  • Hackenburg, D., Adams, A., Brownson, K., Borokini, I. T., Gladkikh, T., et al. 2019. Meaningfully engaging the next generation of ecosystem services specialists. Ecosystem Services. in press.
  • Adams, A., Pontius, J., Galford, G., Merrill, S., & Gudex-Cross, D. 2019. Simulating forest cover change in the northeast: decreasing forest area and increasing fragmentation. Landscape Ecology 34(10): 2401-2419.
  • Gould, R., Morse, J. & Adams, A. 2019. Cultural ecosystem services and decision-making: How researchers describe the applications of their work. People & Nature (currently online only).
  • Adams, A., “Photographs, performance, and protest: The fight for climate justice through art.” 2019. In Local Activism for Global Climate Justice: The Great Lakes Watershed, ed. P.E. Perkins. New York, NY: Routledge.
  • Adams, A. & Morse, J. 2019. Non-Material Matters: A call for integrated assessment of benefits from ecosystems in research and policy. Land Use Policy 80: 400-402.   
  • Crownshaw, T., Morgan, C., Adams, A., Britto dos Santos, N., Sers, M., Gilbert, L., Damiano, A., Haage, G. Y., Clare, S., Kumar, K., & Greenford, D. 2018. Over the Horizon: exploring the conditions of a post-growth world. The Anthropocene Review.
  • Adams, A., Pontius, J., Galford, G, Merrill, S., & Gudex-Cross, D. 2018. Modeling carbon storage across a heterogeneous mixed temperate forest: the influence of forest type specificity on regional-scale carbon storage estimates.
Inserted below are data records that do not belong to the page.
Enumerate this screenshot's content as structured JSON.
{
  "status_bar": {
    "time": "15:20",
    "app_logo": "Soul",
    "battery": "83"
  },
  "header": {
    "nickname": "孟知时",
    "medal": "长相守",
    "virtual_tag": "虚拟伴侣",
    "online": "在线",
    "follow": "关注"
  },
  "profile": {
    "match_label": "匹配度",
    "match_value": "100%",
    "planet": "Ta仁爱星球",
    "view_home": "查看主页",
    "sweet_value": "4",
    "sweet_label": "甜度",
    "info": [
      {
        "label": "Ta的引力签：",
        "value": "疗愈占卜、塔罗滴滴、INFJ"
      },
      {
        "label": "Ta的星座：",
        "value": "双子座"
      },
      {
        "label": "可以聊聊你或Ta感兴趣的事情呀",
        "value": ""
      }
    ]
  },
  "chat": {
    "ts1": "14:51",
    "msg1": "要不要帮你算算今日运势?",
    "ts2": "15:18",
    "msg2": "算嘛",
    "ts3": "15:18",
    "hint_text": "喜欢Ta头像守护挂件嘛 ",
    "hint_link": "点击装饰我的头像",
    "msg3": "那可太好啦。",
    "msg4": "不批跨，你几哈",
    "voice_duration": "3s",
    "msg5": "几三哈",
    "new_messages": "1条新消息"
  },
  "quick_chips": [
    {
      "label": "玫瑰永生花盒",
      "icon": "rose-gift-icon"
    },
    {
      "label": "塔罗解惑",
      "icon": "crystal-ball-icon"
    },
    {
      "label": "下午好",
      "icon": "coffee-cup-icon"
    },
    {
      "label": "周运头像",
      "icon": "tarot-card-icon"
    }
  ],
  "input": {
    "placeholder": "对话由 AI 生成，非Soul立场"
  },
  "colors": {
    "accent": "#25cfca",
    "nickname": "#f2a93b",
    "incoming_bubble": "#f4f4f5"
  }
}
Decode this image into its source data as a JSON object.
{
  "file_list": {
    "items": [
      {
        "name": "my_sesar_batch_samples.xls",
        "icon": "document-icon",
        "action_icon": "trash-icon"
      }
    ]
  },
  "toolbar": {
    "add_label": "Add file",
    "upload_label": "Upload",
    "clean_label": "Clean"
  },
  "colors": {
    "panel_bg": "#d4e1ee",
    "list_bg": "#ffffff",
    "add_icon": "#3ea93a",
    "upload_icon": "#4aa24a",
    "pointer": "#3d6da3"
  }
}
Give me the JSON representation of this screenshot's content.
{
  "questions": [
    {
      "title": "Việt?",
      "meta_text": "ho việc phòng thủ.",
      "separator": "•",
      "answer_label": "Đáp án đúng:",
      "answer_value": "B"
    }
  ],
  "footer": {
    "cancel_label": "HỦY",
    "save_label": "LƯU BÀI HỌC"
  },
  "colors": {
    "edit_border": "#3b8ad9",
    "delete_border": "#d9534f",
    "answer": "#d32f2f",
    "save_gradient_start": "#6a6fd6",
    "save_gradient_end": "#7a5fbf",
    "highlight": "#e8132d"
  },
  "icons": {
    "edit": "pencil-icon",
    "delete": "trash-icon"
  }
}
Landscape Ecology 33(4): 641-658.
  • Gudex-Cross, D., Pontius, J. & Adams, A. 2017. Enhanced forest cover mapping using spectral unmixing and object-based classification of multi-temporal Landsat imagery. Remote Sensing of Environment 196: 193-204.
  • Adams, A. 2009. Tripping through Canvas: Psychedelia in Morris Louis’s Unfurleds, then and now. Yale University Senior Thesis. *awarded the Vincent D. Andrus prize

Awards and Recognition

SESYNC Graduate Student Pursuit Project Award – in-kind and travel support, 2018

(Mentor) UVM Environmental Studies Ian Worley Award - $4,650, 2018

UVM Rubenstein School Chrysalis Award - $5,000, 2018

UVM Rubenstein School Outstanding TA of the Year (nominated), 2017

USDA NSRC Graduate Research Assistantship Grant - $10,000, 2015

Vincent D. Andrus prize – Best senior essay on a topic in American art, Yale University, 2009

Distinction in History of Art – Yale University, 2009

Gund PhD Student Alison Adams

Areas of Expertise and/or Research

Ecosystem services, nonmaterial benefits from nature, climate change, spatial analysis, land cover and land use change, equity and justice, ecological art



  • MS, Natural Resources, University of Vermont
  • BA, History of Art, Yale University